▶ **Problem to work on**
Word for word, reproduce every line of the data.

[Opening Material provided section]

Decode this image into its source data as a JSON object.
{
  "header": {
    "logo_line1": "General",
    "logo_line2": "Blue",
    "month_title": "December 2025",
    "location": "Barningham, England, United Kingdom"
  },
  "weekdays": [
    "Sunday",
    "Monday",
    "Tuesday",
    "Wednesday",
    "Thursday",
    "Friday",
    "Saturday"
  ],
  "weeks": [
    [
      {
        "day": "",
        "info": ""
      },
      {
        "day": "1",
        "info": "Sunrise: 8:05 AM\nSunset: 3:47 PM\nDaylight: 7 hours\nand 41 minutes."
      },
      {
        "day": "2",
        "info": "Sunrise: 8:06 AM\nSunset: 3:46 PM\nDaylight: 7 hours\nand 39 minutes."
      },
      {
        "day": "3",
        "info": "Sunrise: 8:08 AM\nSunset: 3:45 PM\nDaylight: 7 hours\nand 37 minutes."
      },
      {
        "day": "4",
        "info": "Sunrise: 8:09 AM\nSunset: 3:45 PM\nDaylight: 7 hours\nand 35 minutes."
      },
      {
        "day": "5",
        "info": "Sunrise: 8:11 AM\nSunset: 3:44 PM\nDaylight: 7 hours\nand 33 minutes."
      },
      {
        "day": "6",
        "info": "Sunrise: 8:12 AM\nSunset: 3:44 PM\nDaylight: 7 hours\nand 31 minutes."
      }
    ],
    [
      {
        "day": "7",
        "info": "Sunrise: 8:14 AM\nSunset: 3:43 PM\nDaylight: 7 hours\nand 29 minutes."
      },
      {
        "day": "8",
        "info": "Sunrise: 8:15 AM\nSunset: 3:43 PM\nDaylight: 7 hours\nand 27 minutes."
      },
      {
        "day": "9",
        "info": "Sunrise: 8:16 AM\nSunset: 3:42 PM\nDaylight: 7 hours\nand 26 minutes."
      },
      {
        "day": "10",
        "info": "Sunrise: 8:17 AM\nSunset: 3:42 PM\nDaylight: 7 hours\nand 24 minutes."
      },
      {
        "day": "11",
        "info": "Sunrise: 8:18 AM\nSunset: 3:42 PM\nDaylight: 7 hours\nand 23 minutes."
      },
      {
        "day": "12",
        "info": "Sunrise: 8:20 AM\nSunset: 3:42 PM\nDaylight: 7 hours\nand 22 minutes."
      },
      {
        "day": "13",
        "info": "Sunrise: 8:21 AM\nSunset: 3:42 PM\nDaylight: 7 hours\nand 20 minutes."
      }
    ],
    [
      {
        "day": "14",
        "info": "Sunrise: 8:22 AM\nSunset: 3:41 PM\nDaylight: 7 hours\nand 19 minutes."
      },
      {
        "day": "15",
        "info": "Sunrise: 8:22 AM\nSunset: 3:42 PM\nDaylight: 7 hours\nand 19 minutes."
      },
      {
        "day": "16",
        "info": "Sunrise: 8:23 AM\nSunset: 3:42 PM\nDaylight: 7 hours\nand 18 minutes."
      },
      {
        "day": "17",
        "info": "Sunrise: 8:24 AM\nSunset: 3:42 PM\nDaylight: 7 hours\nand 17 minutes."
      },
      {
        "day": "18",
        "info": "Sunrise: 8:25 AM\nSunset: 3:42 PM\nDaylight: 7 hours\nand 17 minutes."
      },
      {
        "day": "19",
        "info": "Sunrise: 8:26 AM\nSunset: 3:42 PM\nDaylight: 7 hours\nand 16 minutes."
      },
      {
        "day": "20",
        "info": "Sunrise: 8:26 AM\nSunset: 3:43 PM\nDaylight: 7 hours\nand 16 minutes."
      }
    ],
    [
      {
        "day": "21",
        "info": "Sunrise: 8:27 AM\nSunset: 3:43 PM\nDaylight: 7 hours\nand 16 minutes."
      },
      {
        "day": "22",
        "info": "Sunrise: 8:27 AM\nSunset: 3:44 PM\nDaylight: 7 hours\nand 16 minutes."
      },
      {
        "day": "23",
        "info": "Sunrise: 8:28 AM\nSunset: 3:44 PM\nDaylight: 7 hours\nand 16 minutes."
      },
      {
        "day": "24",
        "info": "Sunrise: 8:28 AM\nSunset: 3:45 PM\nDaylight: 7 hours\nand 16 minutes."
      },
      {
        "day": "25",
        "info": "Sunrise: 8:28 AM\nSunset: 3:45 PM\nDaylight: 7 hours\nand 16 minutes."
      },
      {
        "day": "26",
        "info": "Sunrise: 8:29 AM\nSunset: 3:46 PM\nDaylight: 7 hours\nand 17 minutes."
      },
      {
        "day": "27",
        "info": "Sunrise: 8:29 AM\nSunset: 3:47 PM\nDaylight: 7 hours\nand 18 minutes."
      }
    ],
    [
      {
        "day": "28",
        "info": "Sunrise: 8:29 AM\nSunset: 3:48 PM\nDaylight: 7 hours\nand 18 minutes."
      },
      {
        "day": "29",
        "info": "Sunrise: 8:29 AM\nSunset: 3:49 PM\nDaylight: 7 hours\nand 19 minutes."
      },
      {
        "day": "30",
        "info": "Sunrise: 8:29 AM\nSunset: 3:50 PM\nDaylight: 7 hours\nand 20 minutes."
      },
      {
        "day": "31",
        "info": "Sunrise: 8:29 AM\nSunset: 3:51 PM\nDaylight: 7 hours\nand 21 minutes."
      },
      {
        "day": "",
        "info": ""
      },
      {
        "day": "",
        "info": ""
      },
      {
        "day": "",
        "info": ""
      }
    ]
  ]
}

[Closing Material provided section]

▶ **Task result**
Decode this image into its source data as a JSON object.
{
  "header": {
    "logo_line1": "General",
    "logo_line2": "Blue",
    "month_title": "December 2025",
    "location": "Barningham, England, United Kingdom"
  },
  "weekdays": [
    "Sunday",
    "Monday",
    "Tuesday",
    "Wednesday",
    "Thursday",
    "Friday",
    "Saturday"
  ],
  "weeks": [
    [
      {
        "day": "",
        "info": ""
      },
      {
        "day": "1",
        "info": "Sunrise: 8:05 AM\nSunset: 3:47 PM\nDaylight: 7 hours\nand 41 minutes."
      },
      {
        "day": "2",
        "info": "Sunrise: 8:06 AM\nSunset: 3:46 PM\nDaylight: 7 hours\nand 39 minutes."
      },
      {
        "day": "3",
        "info": "Sunrise: 8:08 AM\nSunset: 3:45 PM\nDaylight: 7 hours\nand 37 minutes."
      },
      {
        "day": "4",
        "info": "Sunrise: 8:09 AM\nSunset: 3:45 PM\nDaylight: 7 hours\nand 35 minutes."
      },
      {
        "day": "5",
        "info": "Sunrise: 8:11 AM\nSunset: 3:44 PM\nDaylight: 7 hours\nand 33 minutes."
      },
      {
        "day": "6",
        "info": "Sunrise: 8:12 AM\nSunset: 3:44 PM\nDaylight: 7 hours\nand 31 minutes."
      }
    ],
    [
      {
        "day": "7",
        "info": "Sunrise: 8:14 AM\nSunset: 3:43 PM\nDaylight: 7 hours\nand 29 minutes."
      },
      {
        "day": "8",
        "info": "Sunrise: 8:15 AM\nSunset: 3:43 PM\nDaylight: 7 hours\nand 27 minutes."
      },
      {
        "day": "9",
        "info": "Sunrise: 8:16 AM\nSunset: 3:42 PM\nDaylight: 7 hours\nand 26 minutes."
      },
      {
        "day": "10",
        "info": "Sunrise: 8:17 AM\nSunset: 3:42 PM\nDaylight: 7 hours\nand 24 minutes."
      },
      {
        "day": "11",
        "info": "Sunrise: 8:18 AM\nSunset: 3:42 PM\nDaylight: 7 hours\nand 23 minutes."
      },
      {
        "day": "12",
        "info": "Sunrise: 8:20 AM\nSunset: 3:42 PM\nDaylight: 7 hours\nand 22 minutes."
      },
      {
        "day": "13",
        "info": "Sunrise: 8:21 AM\nSunset: 3:42 PM\nDaylight: 7 hours\nand 20 minutes."
      }
    ],
    [
      {
        "day": "14",
        "info": "Sunrise: 8:22 AM\nSunset: 3:41 PM\nDaylight: 7 hours\nand 19 minutes."
      },
      {
        "day": "15",
        "info": "Sunrise: 8:22 AM\nSunset: 3:42 PM\nDaylight: 7 hours\nand 19 minutes."
      },
      {
        "day": "16",
        "info": "Sunrise: 8:23 AM\nSunset: 3:42 PM\nDaylight: 7 hours\nand 18 minutes."
      },
      {
        "day": "17",
        "info": "Sunrise: 8:24 AM\nSunset: 3:42 PM\nDaylight: 7 hours\nand 17 minutes."
      },
      {
        "day": "18",
        "info": "Sunrise: 8:25 AM\nSunset: 3:42 PM\nDaylight: 7 hours\nand 17 minutes."
      },
      {
        "day": "19",
        "info": "Sunrise: 8:26 AM\nSunset: 3:42 PM\nDaylight: 7 hours\nand 16 minutes."
      },
      {
        "day": "20",
        "info": "Sunrise: 8:26 AM\nSunset: 3:43 PM\nDaylight: 7 hours\nand 16 minutes."
      }
    ],
    [
      {
        "day": "21",
        "info": "Sunrise: 8:27 AM\nSunset: 3:43 PM\nDaylight: 7 hours\nand 16 minutes."
      },
      {
        "day": "22",
        "info": "Sunrise: 8:27 AM\nSunset: 3:44 PM\nDaylight: 7 hours\nand 16 minutes."
      },
      {
        "day": "23",
        "info": "Sunrise: 8:28 AM\nSunset: 3:44 PM\nDaylight: 7 hours\nand 16 minutes."
      },
      {
        "day": "24",
        "info": "Sunrise: 8:28 AM\nSunset: 3:45 PM\nDaylight: 7 hours\nand 16 minutes."
      },
      {
        "day": "25",
        "info": "Sunrise: 8:28 AM\nSunset: 3:45 PM\nDaylight: 7 hours\nand 16 minutes."
      },
      {
        "day": "26",
        "info": "Sunrise: 8:29 AM\nSunset: 3:46 PM\nDaylight: 7 hours\nand 17 minutes."
      },
      {
        "day": "27",
        "info": "Sunrise: 8:29 AM\nSunset: 3:47 PM\nDaylight: 7 hours\nand 18 minutes."
      }
    ],
    [
      {
        "day": "28",
        "info": "Sunrise: 8:29 AM\nSunset: 3:48 PM\nDaylight: 7 hours\nand 18 minutes."
      },
      {
        "day": "29",
        "info": "Sunrise: 8:29 AM\nSunset: 3:49 PM\nDaylight: 7 hours\nand 19 minutes."
      },
      {
        "day": "30",
        "info": "Sunrise: 8:29 AM\nSunset: 3:50 PM\nDaylight: 7 hours\nand 20 minutes."
      },
      {
        "day": "31",
        "info": "Sunrise: 8:29 AM\nSunset: 3:51 PM\nDaylight: 7 hours\nand 21 minutes."
      },
      {
        "day": "",
        "info": ""
      },
      {
        "day": "",
        "info": ""
      },
      {
        "day": "",
        "info": ""
      }
    ]
  ]
}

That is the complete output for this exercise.